*** Opening of Records provided ***

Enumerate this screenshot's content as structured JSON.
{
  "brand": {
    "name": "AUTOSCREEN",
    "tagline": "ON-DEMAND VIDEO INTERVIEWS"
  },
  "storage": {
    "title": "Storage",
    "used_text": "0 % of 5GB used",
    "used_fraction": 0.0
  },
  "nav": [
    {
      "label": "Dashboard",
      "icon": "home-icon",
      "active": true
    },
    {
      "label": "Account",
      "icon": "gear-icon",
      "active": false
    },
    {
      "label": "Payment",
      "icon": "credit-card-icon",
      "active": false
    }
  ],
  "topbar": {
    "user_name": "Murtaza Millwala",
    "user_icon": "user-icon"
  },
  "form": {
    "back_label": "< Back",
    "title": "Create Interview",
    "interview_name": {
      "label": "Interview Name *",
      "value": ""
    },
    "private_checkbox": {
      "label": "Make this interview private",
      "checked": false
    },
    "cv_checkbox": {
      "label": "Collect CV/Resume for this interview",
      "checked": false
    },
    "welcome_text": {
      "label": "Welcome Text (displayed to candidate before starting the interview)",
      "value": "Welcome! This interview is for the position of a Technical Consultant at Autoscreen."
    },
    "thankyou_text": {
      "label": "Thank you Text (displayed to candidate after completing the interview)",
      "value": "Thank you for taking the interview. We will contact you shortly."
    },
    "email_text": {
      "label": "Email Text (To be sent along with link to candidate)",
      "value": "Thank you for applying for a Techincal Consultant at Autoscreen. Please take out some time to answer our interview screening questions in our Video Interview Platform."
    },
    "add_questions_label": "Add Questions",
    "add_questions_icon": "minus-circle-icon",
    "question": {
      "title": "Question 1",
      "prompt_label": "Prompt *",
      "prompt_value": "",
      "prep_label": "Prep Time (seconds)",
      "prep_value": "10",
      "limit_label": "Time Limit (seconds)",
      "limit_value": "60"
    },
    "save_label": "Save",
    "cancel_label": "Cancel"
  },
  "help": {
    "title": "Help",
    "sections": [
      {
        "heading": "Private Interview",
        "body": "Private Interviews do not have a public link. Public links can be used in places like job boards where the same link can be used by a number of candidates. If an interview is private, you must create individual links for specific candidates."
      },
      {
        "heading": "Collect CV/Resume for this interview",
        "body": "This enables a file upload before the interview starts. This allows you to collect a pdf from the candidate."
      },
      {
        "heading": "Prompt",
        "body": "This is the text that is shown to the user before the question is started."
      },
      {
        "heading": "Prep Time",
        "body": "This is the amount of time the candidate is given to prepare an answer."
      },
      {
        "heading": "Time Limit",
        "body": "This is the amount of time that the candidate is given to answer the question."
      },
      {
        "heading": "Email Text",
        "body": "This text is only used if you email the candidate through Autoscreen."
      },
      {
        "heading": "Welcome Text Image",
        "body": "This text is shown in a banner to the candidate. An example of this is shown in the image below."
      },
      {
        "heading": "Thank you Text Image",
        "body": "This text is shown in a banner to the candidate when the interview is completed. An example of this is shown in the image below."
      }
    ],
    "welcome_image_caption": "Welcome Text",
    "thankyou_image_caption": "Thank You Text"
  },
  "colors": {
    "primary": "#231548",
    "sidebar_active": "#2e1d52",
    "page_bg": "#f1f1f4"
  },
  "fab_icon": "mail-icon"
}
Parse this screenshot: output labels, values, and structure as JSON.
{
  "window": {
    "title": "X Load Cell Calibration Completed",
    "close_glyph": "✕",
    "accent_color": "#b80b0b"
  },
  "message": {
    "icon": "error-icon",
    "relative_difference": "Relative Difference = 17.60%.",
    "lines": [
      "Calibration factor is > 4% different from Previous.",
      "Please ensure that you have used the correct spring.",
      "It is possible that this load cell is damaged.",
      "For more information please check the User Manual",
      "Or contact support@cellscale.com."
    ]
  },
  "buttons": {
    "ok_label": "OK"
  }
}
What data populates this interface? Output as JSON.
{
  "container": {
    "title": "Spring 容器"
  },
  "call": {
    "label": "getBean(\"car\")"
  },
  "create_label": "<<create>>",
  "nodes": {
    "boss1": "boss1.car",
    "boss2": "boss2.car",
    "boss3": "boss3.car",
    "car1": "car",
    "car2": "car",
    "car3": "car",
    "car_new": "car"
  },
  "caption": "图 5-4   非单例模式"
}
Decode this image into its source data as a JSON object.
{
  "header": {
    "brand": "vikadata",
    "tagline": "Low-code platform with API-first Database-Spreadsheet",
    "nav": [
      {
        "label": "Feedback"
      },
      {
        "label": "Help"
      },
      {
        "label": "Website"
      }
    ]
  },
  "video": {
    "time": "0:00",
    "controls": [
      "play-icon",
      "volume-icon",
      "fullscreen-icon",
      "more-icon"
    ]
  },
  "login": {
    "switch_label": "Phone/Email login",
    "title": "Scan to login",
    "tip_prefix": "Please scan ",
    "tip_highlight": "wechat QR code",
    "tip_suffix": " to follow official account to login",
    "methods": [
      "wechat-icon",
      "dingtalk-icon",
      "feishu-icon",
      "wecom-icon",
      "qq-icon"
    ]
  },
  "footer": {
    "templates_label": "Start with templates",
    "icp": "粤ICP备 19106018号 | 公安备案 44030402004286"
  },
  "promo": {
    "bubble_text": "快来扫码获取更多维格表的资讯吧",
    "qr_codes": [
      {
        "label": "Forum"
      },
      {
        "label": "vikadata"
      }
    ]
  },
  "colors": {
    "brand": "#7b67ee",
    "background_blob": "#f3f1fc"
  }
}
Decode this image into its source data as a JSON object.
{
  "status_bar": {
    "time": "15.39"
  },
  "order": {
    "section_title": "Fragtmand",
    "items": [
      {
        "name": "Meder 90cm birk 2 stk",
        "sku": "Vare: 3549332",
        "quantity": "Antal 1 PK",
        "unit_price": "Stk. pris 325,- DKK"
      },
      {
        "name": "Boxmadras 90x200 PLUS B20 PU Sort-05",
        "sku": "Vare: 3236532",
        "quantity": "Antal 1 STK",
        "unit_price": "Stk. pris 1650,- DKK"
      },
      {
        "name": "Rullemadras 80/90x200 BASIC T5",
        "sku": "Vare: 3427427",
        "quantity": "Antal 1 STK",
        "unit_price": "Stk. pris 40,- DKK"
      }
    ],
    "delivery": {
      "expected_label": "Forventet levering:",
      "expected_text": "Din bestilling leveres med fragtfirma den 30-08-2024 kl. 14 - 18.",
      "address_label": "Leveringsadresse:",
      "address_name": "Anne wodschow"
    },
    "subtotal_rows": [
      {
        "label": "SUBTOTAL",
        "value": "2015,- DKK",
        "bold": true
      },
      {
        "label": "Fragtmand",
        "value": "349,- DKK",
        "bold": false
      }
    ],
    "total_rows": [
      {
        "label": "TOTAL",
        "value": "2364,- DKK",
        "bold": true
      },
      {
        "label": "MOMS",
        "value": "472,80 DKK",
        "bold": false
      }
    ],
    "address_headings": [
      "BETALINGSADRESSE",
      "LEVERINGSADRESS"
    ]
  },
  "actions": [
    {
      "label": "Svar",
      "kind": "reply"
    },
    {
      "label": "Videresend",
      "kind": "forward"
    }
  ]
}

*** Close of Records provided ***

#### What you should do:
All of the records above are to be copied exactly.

#### Task solution:
Enumerate this screenshot's content as structured JSON.
{
  "brand": {
    "name": "AUTOSCREEN",
    "tagline": "ON-DEMAND VIDEO INTERVIEWS"
  },
  "storage": {
    "title": "Storage",
    "used_text": "0 % of 5GB used",
    "used_fraction": 0.0
  },
  "nav": [
    {
      "label": "Dashboard",
      "icon": "home-icon",
      "active": true
    },
    {
      "label": "Account",
      "icon": "gear-icon",
      "active": false
    },
    {
      "label": "Payment",
      "icon": "credit-card-icon",
      "active": false
    }
  ],
  "topbar": {
    "user_name": "Murtaza Millwala",
    "user_icon": "user-icon"
  },
  "form": {
    "back_label": "< Back",
    "title": "Create Interview",
    "interview_name": {
      "label": "Interview Name *",
      "value": ""
    },
    "private_checkbox": {
      "label": "Make this interview private",
      "checked": false
    },
    "cv_checkbox": {
      "label": "Collect CV/Resume for this interview",
      "checked": false
    },
    "welcome_text": {
      "label": "Welcome Text (displayed to candidate before starting the interview)",
      "value": "Welcome! This interview is for the position of a Technical Consultant at Autoscreen."
    },
    "thankyou_text": {
      "label": "Thank you Text (displayed to candidate after completing the interview)",
      "value": "Thank you for taking the interview. We will contact you shortly."
    },
    "email_text": {
      "label": "Email Text (To be sent along with link to candidate)",
      "value": "Thank you for applying for a Techincal Consultant at Autoscreen. Please take out some time to answer our interview screening questions in our Video Interview Platform."
    },
    "add_questions_label": "Add Questions",
    "add_questions_icon": "minus-circle-icon",
    "question": {
      "title": "Question 1",
      "prompt_label": "Prompt *",
      "prompt_value": "",
      "prep_label": "Prep Time (seconds)",
      "prep_value": "10",
      "limit_label": "Time Limit (seconds)",
      "limit_value": "60"
    },
    "save_label": "Save",
    "cancel_label": "Cancel"
  },
  "help": {
    "title": "Help",
    "sections": [
      {
        "heading": "Private Interview",
        "body": "Private Interviews do not have a public link. Public links can be used in places like job boards where the same link can be used by a number of candidates. If an interview is private, you must create individual links for specific candidates."
      },
      {
        "heading": "Collect CV/Resume for this interview",
        "body": "This enables a file upload before the interview starts. This allows you to collect a pdf from the candidate."
      },
      {
        "heading": "Prompt",
        "body": "This is the text that is shown to the user before the question is started."
      },
      {
        "heading": "Prep Time",
        "body": "This is the amount of time the candidate is given to prepare an answer."
      },
      {
        "heading": "Time Limit",
        "body": "This is the amount of time that the candidate is given to answer the question."
      },
      {
        "heading": "Email Text",
        "body": "This text is only used if you email the candidate through Autoscreen."
      },
      {
        "heading": "Welcome Text Image",
        "body": "This text is shown in a banner to the candidate. An example of this is shown in the image below."
      },
      {
        "heading": "Thank you Text Image",
        "body": "This text is shown in a banner to the candidate when the interview is completed. An example of this is shown in the image below."
      }
    ],
    "welcome_image_caption": "Welcome Text",
    "thankyou_image_caption": "Thank You Text"
  },
  "colors": {
    "primary": "#231548",
    "sidebar_active": "#2e1d52",
    "page_bg": "#f1f1f4"
  },
  "fab_icon": "mail-icon"
}
Parse this screenshot: output labels, values, and structure as JSON.
{
  "window": {
    "title": "X Load Cell Calibration Completed",
    "close_glyph": "✕",
    "accent_color": "#b80b0b"
  },
  "message": {
    "icon": "error-icon",
    "relative_difference": "Relative Difference = 17.60%.",
    "lines": [
      "Calibration factor is > 4% different from Previous.",
      "Please ensure that you have used the correct spring.",
      "It is possible that this load cell is damaged.",
      "For more information please check the User Manual",
      "Or contact support@cellscale.com."
    ]
  },
  "buttons": {
    "ok_label": "OK"
  }
}
What data populates this interface? Output as JSON.
{
  "container": {
    "title": "Spring 容器"
  },
  "call": {
    "label": "getBean(\"car\")"
  },
  "create_label": "<<create>>",
  "nodes": {
    "boss1": "boss1.car",
    "boss2": "boss2.car",
    "boss3": "boss3.car",
    "car1": "car",
    "car2": "car",
    "car3": "car",
    "car_new": "car"
  },
  "caption": "图 5-4   非单例模式"
}
Decode this image into its source data as a JSON object.
{
  "header": {
    "brand": "vikadata",
    "tagline": "Low-code platform with API-first Database-Spreadsheet",
    "nav": [
      {
        "label": "Feedback"
      },
      {
        "label": "Help"
      },
      {
        "label": "Website"
      }
    ]
  },
  "video": {
    "time": "0:00",
    "controls": [
      "play-icon",
      "volume-icon",
      "fullscreen-icon",
      "more-icon"
    ]
  },
  "login": {
    "switch_label": "Phone/Email login",
    "title": "Scan to login",
    "tip_prefix": "Please scan ",
    "tip_highlight": "wechat QR code",
    "tip_suffix": " to follow official account to login",
    "methods": [
      "wechat-icon",
      "dingtalk-icon",
      "feishu-icon",
      "wecom-icon",
      "qq-icon"
    ]
  },
  "footer": {
    "templates_label": "Start with templates",
    "icp": "粤ICP备 19106018号 | 公安备案 44030402004286"
  },
  "promo": {
    "bubble_text": "快来扫码获取更多维格表的资讯吧",
    "qr_codes": [
      {
        "label": "Forum"
      },
      {
        "label": "vikadata"
      }
    ]
  },
  "colors": {
    "brand": "#7b67ee",
    "background_blob": "#f3f1fc"
  }
}
Decode this image into its source data as a JSON object.
{
  "status_bar": {
    "time": "15.39"
  },
  "order": {
    "section_title": "Fragtmand",
    "items": [
      {
        "name": "Meder 90cm birk 2 stk",
        "sku": "Vare: 3549332",
        "quantity": "Antal 1 PK",
        "unit_price": "Stk. pris 325,- DKK"
      },
      {
        "name": "Boxmadras 90x200 PLUS B20 PU Sort-05",
        "sku": "Vare: 3236532",
        "quantity": "Antal 1 STK",
        "unit_price": "Stk. pris 1650,- DKK"
      },
      {
        "name": "Rullemadras 80/90x200 BASIC T5",
        "sku": "Vare: 3427427",
        "quantity": "Antal 1 STK",
        "unit_price": "Stk. pris 40,- DKK"
      }
    ],
    "delivery": {
      "expected_label": "Forventet levering:",
      "expected_text": "Din bestilling leveres med fragtfirma den 30-08-2024 kl. 14 - 18.",
      "address_label": "Leveringsadresse:",
      "address_name": "Anne wodschow"
    },
    "subtotal_rows": [
      {
        "label": "SUBTOTAL",
        "value": "2015,- DKK",
        "bold": true
      },
      {
        "label": "Fragtmand",
        "value": "349,- DKK",
        "bold": false
      }
    ],
    "total_rows": [
      {
        "label": "TOTAL",
        "value": "2364,- DKK",
        "bold": true
      },
      {
        "label": "MOMS",
        "value": "472,80 DKK",
        "bold": false
      }
    ],
    "address_headings": [
      "BETALINGSADRESSE",
      "LEVERINGSADRESS"
    ]
  },
  "actions": [
    {
      "label": "Svar",
      "kind": "reply"
    },
    {
      "label": "Videresend",
      "kind": "forward"
    }
  ]
}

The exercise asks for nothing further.